• **Records for the task**:
● ● ● ● ● ● ●
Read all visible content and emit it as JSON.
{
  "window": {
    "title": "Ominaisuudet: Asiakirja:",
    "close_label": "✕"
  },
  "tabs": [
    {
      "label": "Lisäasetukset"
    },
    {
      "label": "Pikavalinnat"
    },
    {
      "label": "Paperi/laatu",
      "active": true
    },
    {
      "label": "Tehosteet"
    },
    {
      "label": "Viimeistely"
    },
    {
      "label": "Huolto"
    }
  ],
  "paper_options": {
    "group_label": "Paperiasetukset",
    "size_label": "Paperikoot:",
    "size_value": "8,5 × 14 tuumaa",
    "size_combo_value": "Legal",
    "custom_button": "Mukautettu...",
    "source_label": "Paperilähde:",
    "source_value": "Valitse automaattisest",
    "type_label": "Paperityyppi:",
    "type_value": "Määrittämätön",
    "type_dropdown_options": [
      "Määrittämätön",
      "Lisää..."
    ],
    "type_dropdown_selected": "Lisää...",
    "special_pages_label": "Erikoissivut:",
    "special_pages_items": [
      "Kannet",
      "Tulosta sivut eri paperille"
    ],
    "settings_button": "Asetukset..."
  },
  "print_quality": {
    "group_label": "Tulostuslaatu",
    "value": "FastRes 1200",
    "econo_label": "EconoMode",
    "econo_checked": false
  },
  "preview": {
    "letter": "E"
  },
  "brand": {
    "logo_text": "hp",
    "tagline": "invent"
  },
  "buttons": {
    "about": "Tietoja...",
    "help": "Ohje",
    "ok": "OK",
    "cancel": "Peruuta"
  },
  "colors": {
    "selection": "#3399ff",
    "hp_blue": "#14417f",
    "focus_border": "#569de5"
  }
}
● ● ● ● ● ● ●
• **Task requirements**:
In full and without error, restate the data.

• **Response**:
Read all visible content and emit it as JSON.
{
  "window": {
    "title": "Ominaisuudet: Asiakirja:",
    "close_label": "✕"
  },
  "tabs": [
    {
      "label": "Lisäasetukset"
    },
    {
      "label": "Pikavalinnat"
    },
    {
      "label": "Paperi/laatu",
      "active": true
    },
    {
      "label": "Tehosteet"
    },
    {
      "label": "Viimeistely"
    },
    {
      "label": "Huolto"
    }
  ],
  "paper_options": {
    "group_label": "Paperiasetukset",
    "size_label": "Paperikoot:",
    "size_value": "8,5 × 14 tuumaa",
    "size_combo_value": "Legal",
    "custom_button": "Mukautettu...",
    "source_label": "Paperilähde:",
    "source_value": "Valitse automaattisest",
    "type_label": "Paperityyppi:",
    "type_value": "Määrittämätön",
    "type_dropdown_options": [
      "Määrittämätön",
      "Lisää..."
    ],
    "type_dropdown_selected": "Lisää...",
    "special_pages_label": "Erikoissivut:",
    "special_pages_items": [
      "Kannet",
      "Tulosta sivut eri paperille"
    ],
    "settings_button": "Asetukset..."
  },
  "print_quality": {
    "group_label": "Tulostuslaatu",
    "value": "FastRes 1200",
    "econo_label": "EconoMode",
    "econo_checked": false
  },
  "preview": {
    "letter": "E"
  },
  "brand": {
    "logo_text": "hp",
    "tagline": "invent"
  },
  "buttons": {
    "about": "Tietoja...",
    "help": "Ohje",
    "ok": "OK",
    "cancel": "Peruuta"
  },
  "colors": {
    "selection": "#3399ff",
    "hp_blue": "#14417f",
    "focus_border": "#569de5"
  }
}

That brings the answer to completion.